> **HOW TO COMPLETE THIS TASK**: Each record should be written out exactly as given.

> **DATA UNDER STUDY**:
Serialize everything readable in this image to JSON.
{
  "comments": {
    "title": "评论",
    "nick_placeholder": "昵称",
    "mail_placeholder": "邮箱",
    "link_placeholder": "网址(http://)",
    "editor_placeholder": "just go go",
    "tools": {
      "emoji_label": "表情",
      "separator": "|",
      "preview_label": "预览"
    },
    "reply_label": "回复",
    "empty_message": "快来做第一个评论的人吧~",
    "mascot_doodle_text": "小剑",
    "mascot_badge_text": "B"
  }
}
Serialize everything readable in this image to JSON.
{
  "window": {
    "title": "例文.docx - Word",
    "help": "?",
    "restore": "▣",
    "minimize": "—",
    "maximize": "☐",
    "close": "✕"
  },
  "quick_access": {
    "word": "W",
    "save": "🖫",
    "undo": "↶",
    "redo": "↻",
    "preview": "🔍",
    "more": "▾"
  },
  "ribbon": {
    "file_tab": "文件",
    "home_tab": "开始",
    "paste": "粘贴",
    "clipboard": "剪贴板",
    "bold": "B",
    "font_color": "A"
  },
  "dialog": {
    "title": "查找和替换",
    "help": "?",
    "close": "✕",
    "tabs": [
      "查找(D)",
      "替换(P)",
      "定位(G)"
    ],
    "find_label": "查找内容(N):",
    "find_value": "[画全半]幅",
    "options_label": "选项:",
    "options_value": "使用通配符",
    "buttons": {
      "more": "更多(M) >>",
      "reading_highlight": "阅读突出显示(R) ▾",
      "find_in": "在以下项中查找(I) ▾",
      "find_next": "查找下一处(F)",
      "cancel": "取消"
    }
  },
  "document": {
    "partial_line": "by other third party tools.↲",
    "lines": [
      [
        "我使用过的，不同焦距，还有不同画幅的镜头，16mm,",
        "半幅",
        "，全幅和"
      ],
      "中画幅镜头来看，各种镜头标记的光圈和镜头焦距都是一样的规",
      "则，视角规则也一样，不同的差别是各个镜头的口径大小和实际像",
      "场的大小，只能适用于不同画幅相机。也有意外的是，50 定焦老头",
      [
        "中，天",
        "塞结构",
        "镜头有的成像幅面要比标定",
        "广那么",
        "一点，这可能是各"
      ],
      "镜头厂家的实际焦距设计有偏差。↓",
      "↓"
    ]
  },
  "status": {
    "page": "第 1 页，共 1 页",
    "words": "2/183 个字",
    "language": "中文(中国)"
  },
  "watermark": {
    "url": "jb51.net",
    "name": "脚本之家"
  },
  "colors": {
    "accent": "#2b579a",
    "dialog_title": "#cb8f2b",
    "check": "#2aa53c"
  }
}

> **PROBLEM SOLUTION**:
Serialize everything readable in this image to JSON.
{
  "comments": {
    "title": "评论",
    "nick_placeholder": "昵称",
    "mail_placeholder": "邮箱",
    "link_placeholder": "网址(http://)",
    "editor_placeholder": "just go go",
    "tools": {
      "emoji_label": "表情",
      "separator": "|",
      "preview_label": "预览"
    },
    "reply_label": "回复",
    "empty_message": "快来做第一个评论的人吧~",
    "mascot_doodle_text": "小剑",
    "mascot_badge_text": "B"
  }
}
Serialize everything readable in this image to JSON.
{
  "window": {
    "title": "例文.docx - Word",
    "help": "?",
    "restore": "▣",
    "minimize": "—",
    "maximize": "☐",
    "close": "✕"
  },
  "quick_access": {
    "word": "W",
    "save": "🖫",
    "undo": "↶",
    "redo": "↻",
    "preview": "🔍",
    "more": "▾"
  },
  "ribbon": {
    "file_tab": "文件",
    "home_tab": "开始",
    "paste": "粘贴",
    "clipboard": "剪贴板",
    "bold": "B",
    "font_color": "A"
  },
  "dialog": {
    "title": "查找和替换",
    "help": "?",
    "close": "✕",
    "tabs": [
      "查找(D)",
      "替换(P)",
      "定位(G)"
    ],
    "find_label": "查找内容(N):",
    "find_value": "[画全半]幅",
    "options_label": "选项:",
    "options_value": "使用通配符",
    "buttons": {
      "more": "更多(M) >>",
      "reading_highlight": "阅读突出显示(R) ▾",
      "find_in": "在以下项中查找(I) ▾",
      "find_next": "查找下一处(F)",
      "cancel": "取消"
    }
  },
  "document": {
    "partial_line": "by other third party tools.↲",
    "lines": [
      [
        "我使用过的，不同焦距，还有不同画幅的镜头，16mm,",
        "半幅",
        "，全幅和"
      ],
      "中画幅镜头来看，各种镜头标记的光圈和镜头焦距都是一样的规",
      "则，视角规则也一样，不同的差别是各个镜头的口径大小和实际像",
      "场的大小，只能适用于不同画幅相机。也有意外的是，50 定焦老头",
      [
        "中，天",
        "塞结构",
        "镜头有的成像幅面要比标定",
        "广那么",
        "一点，这可能是各"
      ],
      "镜头厂家的实际焦距设计有偏差。↓",
      "↓"
    ]
  },
  "status": {
    "page": "第 1 页，共 1 页",
    "words": "2/183 个字",
    "language": "中文(中国)"
  },
  "watermark": {
    "url": "jb51.net",
    "name": "脚本之家"
  },
  "colors": {
    "accent": "#2b579a",
    "dialog_title": "#cb8f2b",
    "check": "#2aa53c"
  }
}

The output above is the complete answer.